WORK INSTRUCTIONS: Only the count is wanted here: how many lines of the entries hold the string "username"?

WORKING DATA:
- - - - - - -

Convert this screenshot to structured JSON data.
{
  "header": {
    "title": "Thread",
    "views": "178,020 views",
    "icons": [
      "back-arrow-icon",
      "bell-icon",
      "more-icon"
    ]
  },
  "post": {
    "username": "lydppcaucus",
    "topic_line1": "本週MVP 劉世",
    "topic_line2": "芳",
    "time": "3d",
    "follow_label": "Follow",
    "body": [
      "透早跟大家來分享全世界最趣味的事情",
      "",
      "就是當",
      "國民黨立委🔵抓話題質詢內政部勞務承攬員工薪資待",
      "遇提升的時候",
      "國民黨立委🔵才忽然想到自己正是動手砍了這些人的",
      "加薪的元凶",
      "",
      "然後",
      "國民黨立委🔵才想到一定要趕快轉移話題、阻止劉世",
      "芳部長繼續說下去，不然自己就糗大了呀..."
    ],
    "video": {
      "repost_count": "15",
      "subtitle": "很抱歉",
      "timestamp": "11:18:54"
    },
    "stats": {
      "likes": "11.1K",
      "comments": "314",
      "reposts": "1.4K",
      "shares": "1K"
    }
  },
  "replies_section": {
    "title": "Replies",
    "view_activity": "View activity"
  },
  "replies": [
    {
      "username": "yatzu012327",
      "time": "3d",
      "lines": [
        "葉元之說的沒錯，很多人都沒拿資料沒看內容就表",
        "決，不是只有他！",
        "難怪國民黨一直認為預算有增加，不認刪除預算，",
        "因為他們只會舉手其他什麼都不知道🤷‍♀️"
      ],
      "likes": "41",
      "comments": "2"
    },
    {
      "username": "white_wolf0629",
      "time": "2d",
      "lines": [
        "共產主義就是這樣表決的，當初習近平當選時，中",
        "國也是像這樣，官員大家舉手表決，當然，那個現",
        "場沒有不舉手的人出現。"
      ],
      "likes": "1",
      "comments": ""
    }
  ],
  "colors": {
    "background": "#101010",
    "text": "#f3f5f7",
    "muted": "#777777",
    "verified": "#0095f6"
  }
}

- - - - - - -

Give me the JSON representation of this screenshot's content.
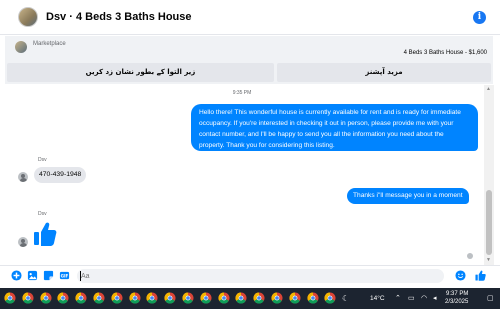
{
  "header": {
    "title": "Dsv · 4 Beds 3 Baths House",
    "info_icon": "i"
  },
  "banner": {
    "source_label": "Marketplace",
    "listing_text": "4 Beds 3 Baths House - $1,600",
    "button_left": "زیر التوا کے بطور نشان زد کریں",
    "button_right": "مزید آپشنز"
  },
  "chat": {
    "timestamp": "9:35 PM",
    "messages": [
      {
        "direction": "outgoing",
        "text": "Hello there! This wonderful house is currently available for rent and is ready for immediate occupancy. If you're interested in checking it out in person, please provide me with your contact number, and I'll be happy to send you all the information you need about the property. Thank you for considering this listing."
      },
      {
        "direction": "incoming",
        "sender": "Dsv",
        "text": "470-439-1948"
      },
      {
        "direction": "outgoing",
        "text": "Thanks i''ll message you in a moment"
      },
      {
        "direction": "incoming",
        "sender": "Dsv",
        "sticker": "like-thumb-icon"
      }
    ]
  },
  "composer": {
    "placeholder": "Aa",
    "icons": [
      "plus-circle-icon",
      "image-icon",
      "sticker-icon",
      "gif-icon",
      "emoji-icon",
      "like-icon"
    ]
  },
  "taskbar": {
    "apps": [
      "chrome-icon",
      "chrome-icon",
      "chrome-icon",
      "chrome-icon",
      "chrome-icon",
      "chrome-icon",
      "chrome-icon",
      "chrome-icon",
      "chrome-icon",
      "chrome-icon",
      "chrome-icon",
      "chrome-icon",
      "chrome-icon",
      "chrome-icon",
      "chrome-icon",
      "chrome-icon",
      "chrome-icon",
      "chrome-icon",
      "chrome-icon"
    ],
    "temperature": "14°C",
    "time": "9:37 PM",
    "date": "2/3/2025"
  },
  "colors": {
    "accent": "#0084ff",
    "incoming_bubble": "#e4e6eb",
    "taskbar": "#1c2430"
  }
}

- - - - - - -

WRITTEN RESPONSE: 3